Okanagan-Shuswap real estate market continues hot start to 2021

Sales in February were up more than 100 per cent over last year, reports the Association of Interior Realtors

John Hordyk said it isn’t fair to just look at COVID-19 deaths as many survivors are experiencing long-term impacts, himself included. (Photo by Rachel Muise)
Not getting better: Revelstoke man diagnosed with post-COVID-19 syndrome

‘I hope the damage isn’t long term, but it could be permanent’

Health Minister Adrian Dix looks on as Dr. Bonnie Henry pauses for a moment as she gives her daily media briefing regarding COVID-19 for British Columbia in Victoria, B.C. THE CANADIAN PRESS/Jonathan Hayward
7 additional deaths and 542 new COVID-19 cases in B.C.

Provincial health officials reported 18 new COVID-19 cases linked to variants of concern

Shuswap Search and Rescue volunteers were on Owlhead to retrieve a couple who called for help after one of their sleds became stuck on Tuesday, March 2, 2020. (Shuswap Search and Rescue/Facebook photo)
Shuswap Search and Rescue retrieve couple from Owlhead

Call for help made after sled became stuck

Jobs Minister Ravi Kahlon speaks in the B.C. legislature, describing work underway to make a small business and tourism aid package less restrictive, Dec. 10, 2020. (Hansard TV)
B.C. extends deadline for tourism, small business COVID-19 grants

Business owners expect months more of lost revenues

Anti-pipeline protests continue in Greater Vancouver, with the latest happening Thursday, March 4 at a Trans Mountain construction site in Burnaby. (Facebook/Laurel Dykstra)
A dozen faith-based protestors blockade Burnaby Trans Mountain site in prayer

The group arrived early Thursday, planning to ‘block any further work’

Mid day at the Vancouver Port Intersection blockade on March 3, organized by the Braided Warriors. (Zoë Ducklow photo)
Anti-pipeline blockade at Vancouver intersection broken up by police

Demonstraters were demanding the release of a fellow anti-TMX protester

Join Black Press Media and Do Some Good
Join Black Press Media and Do Some Good

Pay it Forward program supports local businesses in their community giving

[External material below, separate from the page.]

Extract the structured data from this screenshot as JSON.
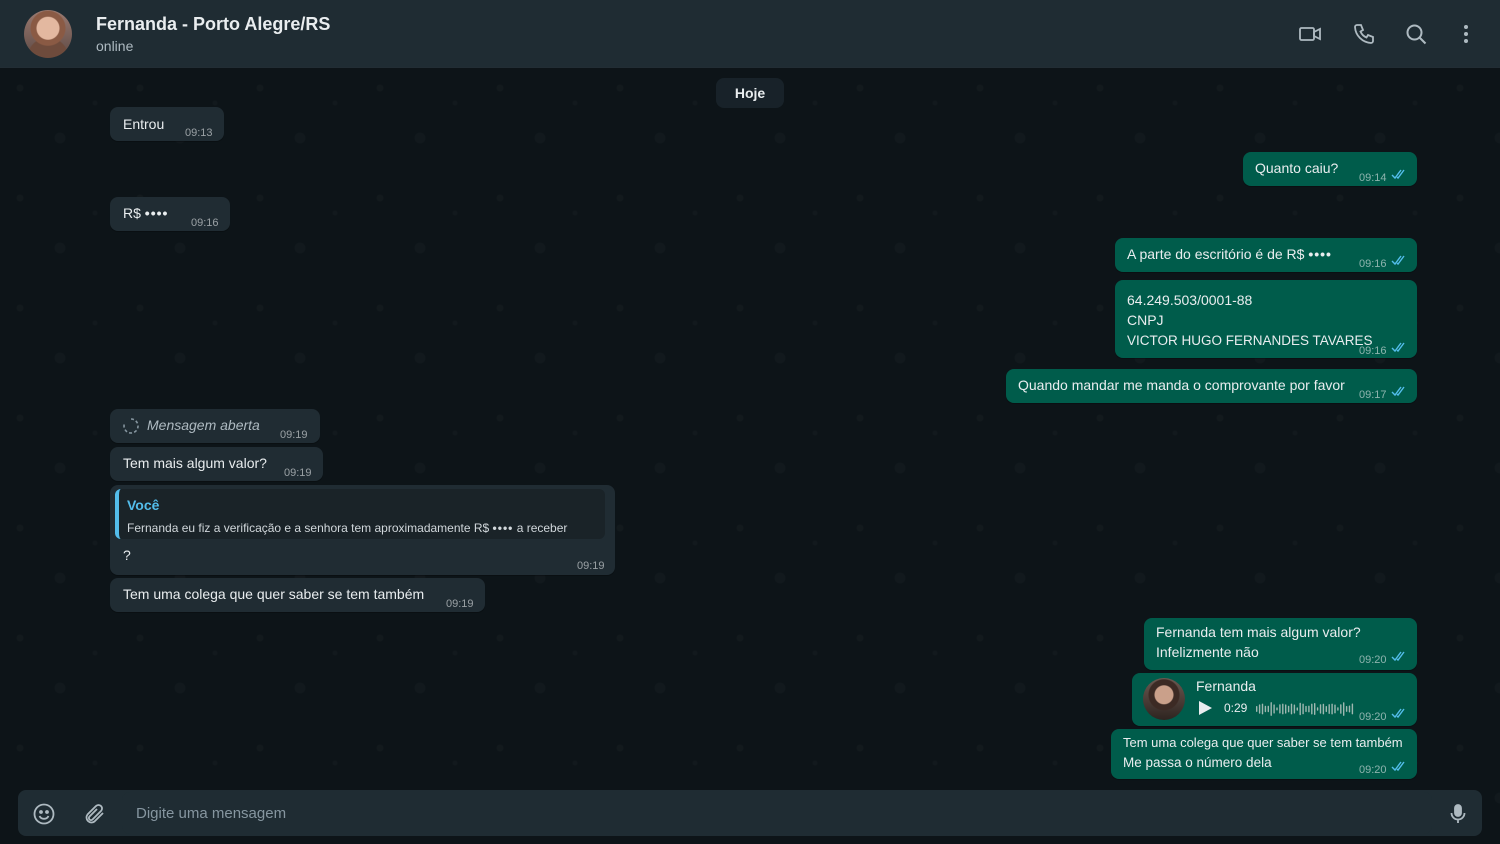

The man currently being sought by Oliver RCMP in connection to an assault and robbery at the BC Cannabis Store in Oliver. If you know the identity of the man, the RCMP would like to know. (RCMP)
South Okanagan police looking for man accused in robbery and assault at pot shop

The man allegedly assaulted an employee at the BC Cannabis Store

(Government of B.C.)
Protesters stood outside the Vernon Courts Thursday, March 4, 2021, as a Curtis Wayne Sagmoen matter came before the courts once again. (Brendan Shykora - Vernon Morning Star)
UPDATE: Sagmoen to make plea in two weeks for cop assault charge

The offence allegedly took place on Oct. 29 in Spallumcheen

Most Read